The high-caffeine drink - which is described on its website as the only reasonable solution in this situation - is branded with the Union Jack and was only named after the contentious political event for a laugh, the Telegraph reports.
The Change UK partly leader Heidi Allen has accused the BBC of inconsistency after the broadcaster pulled an episode of Have I Got News For You at the last minute claiming that it would breach election guidelines.
The Change UK leader was due to appear in a pre-recorded episode of the popular quiz show on Friday night, only to be notified an hour beforehand that it would not be broadcast.
The BBC said it was inappropriate to feature political party leaders on the programme ahead of the European parliament elections on 23 May to ensure equal representation of views.
Allen questioned why former Ukip leader Nigel Farage was allowed to appear on the programme ahead of similar elections in 2014 and said her party was not getting a fair crack of the whip. Change UK has now written to the BBC director general Tony
Hall about the decision.
Of course she did not mention the even more flagrant pre-election censorship where by candidates Carl Benjamin and Tommy Robinson have been totally banned from social media, the major communication platforms of the modern age.
Have I Got News for You,
BBC One, 10 May 2019 BBC Logo
We received complaints from people unhappy with the decision to drop the billed episode. Some people felt this was biased in favour of Brexit.
The BBC has specific editorial guidelines that apply during election periods which mean it would be inappropriate to feature a single party leader on a weekly programme such as Have I Got News for You during the short time available if other
parties are not also represented on the programme during the same period. When the fact of Heidi Allen's appearance on the show was brought to our attention, we took the decision to withdraw the show.

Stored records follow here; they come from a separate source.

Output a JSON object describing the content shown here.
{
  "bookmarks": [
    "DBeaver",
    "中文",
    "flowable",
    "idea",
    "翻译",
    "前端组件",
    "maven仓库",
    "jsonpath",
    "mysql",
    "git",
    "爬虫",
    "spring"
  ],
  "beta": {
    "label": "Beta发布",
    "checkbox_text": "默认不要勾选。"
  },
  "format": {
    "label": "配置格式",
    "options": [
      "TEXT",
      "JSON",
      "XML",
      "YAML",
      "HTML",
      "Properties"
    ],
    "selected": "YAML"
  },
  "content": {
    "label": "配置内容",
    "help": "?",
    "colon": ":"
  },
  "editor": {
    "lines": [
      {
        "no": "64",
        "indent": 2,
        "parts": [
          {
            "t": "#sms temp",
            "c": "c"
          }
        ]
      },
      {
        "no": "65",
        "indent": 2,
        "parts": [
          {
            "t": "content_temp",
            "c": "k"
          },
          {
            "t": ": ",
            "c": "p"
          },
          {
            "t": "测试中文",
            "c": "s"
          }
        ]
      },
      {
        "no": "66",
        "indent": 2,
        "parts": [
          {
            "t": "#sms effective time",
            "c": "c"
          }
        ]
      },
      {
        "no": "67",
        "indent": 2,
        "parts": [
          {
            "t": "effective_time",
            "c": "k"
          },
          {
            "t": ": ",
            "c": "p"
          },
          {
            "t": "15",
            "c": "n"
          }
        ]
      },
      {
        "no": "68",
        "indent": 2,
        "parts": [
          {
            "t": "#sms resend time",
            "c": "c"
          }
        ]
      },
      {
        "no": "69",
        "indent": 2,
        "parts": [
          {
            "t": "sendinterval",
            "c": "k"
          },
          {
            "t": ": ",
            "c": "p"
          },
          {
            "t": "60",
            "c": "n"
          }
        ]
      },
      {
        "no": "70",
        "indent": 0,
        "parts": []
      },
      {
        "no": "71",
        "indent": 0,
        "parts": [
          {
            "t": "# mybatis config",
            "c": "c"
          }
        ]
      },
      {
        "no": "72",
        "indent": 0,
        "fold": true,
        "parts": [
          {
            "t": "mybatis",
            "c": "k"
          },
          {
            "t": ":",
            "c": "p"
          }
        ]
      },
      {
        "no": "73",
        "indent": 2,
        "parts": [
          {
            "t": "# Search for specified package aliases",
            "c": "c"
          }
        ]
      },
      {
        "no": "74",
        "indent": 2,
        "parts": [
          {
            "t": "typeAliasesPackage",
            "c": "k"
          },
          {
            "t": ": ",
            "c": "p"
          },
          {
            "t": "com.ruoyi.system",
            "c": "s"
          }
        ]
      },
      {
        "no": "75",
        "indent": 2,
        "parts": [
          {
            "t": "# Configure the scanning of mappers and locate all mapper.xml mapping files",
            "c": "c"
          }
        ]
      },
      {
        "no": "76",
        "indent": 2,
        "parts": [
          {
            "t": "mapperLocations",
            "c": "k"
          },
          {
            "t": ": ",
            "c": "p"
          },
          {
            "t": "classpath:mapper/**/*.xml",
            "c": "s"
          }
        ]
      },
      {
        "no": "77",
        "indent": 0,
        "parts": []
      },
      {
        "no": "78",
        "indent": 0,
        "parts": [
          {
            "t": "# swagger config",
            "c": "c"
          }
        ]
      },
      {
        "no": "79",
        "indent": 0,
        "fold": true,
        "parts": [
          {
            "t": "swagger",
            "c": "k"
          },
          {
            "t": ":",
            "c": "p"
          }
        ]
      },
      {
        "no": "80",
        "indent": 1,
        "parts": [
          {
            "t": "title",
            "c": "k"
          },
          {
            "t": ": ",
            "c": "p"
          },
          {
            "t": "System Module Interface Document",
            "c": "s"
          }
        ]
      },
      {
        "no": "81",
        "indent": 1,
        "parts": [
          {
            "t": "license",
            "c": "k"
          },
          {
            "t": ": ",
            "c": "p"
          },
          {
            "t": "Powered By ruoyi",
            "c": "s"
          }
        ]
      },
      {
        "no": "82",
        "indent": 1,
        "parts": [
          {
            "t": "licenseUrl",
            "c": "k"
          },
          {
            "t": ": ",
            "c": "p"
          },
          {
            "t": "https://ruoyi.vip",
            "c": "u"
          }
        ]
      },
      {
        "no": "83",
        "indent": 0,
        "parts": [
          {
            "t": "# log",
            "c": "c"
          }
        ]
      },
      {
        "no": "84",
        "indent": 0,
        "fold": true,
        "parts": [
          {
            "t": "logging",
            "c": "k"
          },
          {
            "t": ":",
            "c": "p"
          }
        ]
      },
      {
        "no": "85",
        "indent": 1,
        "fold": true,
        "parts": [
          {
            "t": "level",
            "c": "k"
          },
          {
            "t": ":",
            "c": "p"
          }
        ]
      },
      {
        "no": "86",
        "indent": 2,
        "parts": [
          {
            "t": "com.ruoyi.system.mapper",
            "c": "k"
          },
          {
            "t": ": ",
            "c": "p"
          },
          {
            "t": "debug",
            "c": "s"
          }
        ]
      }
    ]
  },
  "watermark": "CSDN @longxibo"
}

We can assure you this would have been the
case whichever party was involved.
A number of our viewers have referred to 2014, when Nigel Farage also appeared on the programme in the period before the European Parliamentary elections. Those episodes of Have I Got News for You were planned in the run-up to the election to
ensure an appropriate range of guests from different political parties were represented. In the circumstances of this year's election, a similar approach was not practical. We refute any suggestions that the BBC has favoured Mr Farage.
In contrast, Question Time is a political debate programme and, in accordance with the guidelines, will feature representatives from a range of political parties throughout the election period. The 9 May edition, for example, featured Anna Soubry
MP (Change UK), Amber Rudd MP (Conservatives), Jonathan Reynolds MP (Labour), and Nigel Farage MEP (Brexit Party). Other parties will have appeared on different editions of Question Time during the course of the election period. Similarly, the
Andrew Marr Show ensures that over the course of the campaign, an appropriate range of party representatives appear on the programme.
Senior editorial staff within BBC News keep a close watch on programmes to ensure that standards of impartiality are maintained. We consider that the BBC continues to report Brexit impartially and features a wide range of different perspectives
across our news coverage.
The team are sorry for the disappointment to viewers that this episode featuring Ms Allen was pulled at short notice. Have I Got News for You will return to our screens this week, and we will look to broadcast the episode featuring Ms Allen at a